What's new: The company's latest feature will also incorporate "Actionmojis," a new type of Bitmoji, which Snapchat creates by analyzing the data on a user's location, time of day, or speed of travel. An Actionmoji will pop on the map when a user chooses to share their location, and will disappear when a user has been offline for several hours.

Areas where there's a popular event or breaking news is taking place, will show up on the map in patches of color. There are also thumbnails that will be displayed for an organized event or theme, like Mardi Gras.


Trump's East Coast bias

President Trump is gearing up to travel to Cedar Rapids, Iowa today — the first state he'll visit west of the Mississippi River since becoming president.
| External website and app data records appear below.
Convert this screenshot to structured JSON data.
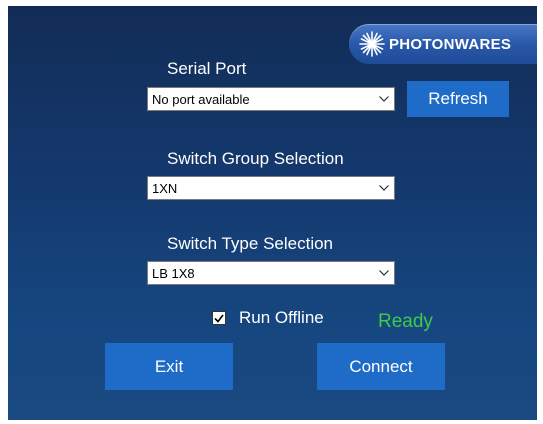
{
  "brand": {
    "logo_text": "PHOTONWARES",
    "logo_icon": "starburst-icon"
  },
  "serial_port": {
    "label": "Serial Port",
    "selected": "No port available",
    "refresh_label": "Refresh"
  },
  "switch_group": {
    "label": "Switch Group Selection",
    "selected": "1XN"
  },
  "switch_type": {
    "label": "Switch Type Selection",
    "selected": "LB 1X8"
  },
  "run_offline": {
    "label": "Run Offline",
    "checked": true
  },
  "status": {
    "text": "Ready",
    "color": "#3ecb4a"
  },
  "actions": {
    "exit_label": "Exit",
    "connect_label": "Connect"
  },
  "colors": {
    "button": "#1f6bc8",
    "background": "#143a70"
  }
}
Within the first three months of Barack Obama and George W. Bush's presidencies, both leaders ventured out West on a few separate occasions.

Map: Lazaro Gamio / Axios
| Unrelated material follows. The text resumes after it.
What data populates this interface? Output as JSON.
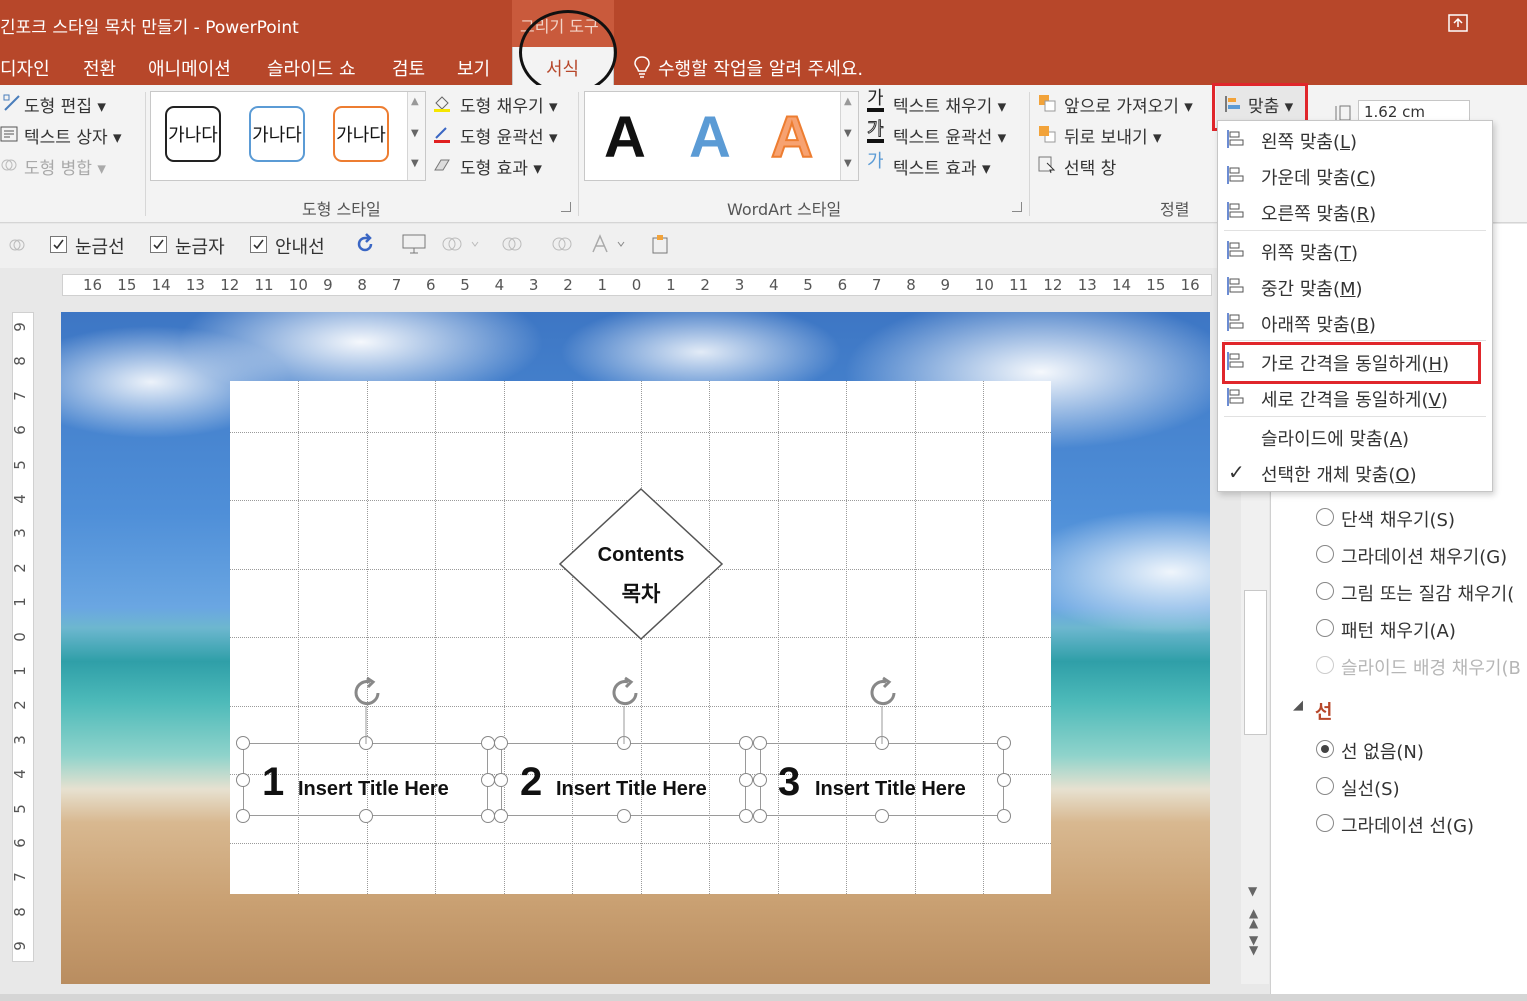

The president's overnight trips:

  • Trump visited Mar-a-Lago seven times in his first five months as president, spending 18 nights total at the Palm Beach, Florida resort.
  • Trump traveled to his National Golf Club in Bedminster, New Jersey two times, spending a total of 5 nights at the resort.
  • The president visited Trump National Golf Club in Virginia six times, and stayed overnight once.

Ex-DHS secretary: Putin personally ordered hacking efforts

Andrew Harnik / AP

Former Secretary of Homeland Security Jeh Johnson told the House Intelligence Committee Wednesday that there is no doubt Vladimir Putin ordered his government to hack the U.S. November election:

"In 2016 the Russian government, at the direction of Vladimir Putin himself, orchestrated cyber attacks on our nation for the purpose of influencing our election. That is a fact, plain and simple. Now, the key question for the president and congress is: What are we going to do to protect the American people and their democracy from this kind of thing in the future?"


  • Impact on outcome of election: "I know of no evidence that through cyber-intrusions, votes were altered or suppressed in some way."
  • Why didn't you reveal the interference? "One of the candidates, as you recall, was predicting that the election was going to be rigged," said Johnson, adding that DHS didn't want to inject themselves "into a very heated campaign."
  • Why didn't it make headlines then? Johnson said the news didn't get the attention it deserved last fall because Trump's Access Hollywood tape overshadowed it.
  • Any evidence of Trump campaign collusion? "Not beyond what has been out there, open-sourced, and not beyond anything this committee hasn't seen before."
  • Unprecedented: "The scope of this effort [by Russia] was unprecedented... In retrospect, it would be easy for me to say that I should have bought a sleeping bag and camped out in front of the DNC in late summer."
  • DNC could have done more to stop hack: Johnson said the DNC wasn't interested in help from DHS. "I recall very clearly that I was not pleased that we were not in there helping them patch this vulnerability."
  • Looking forward: Johnson urged Sec. Kelly to make cybersecurity a top priority. "It's going to worse before it gets better."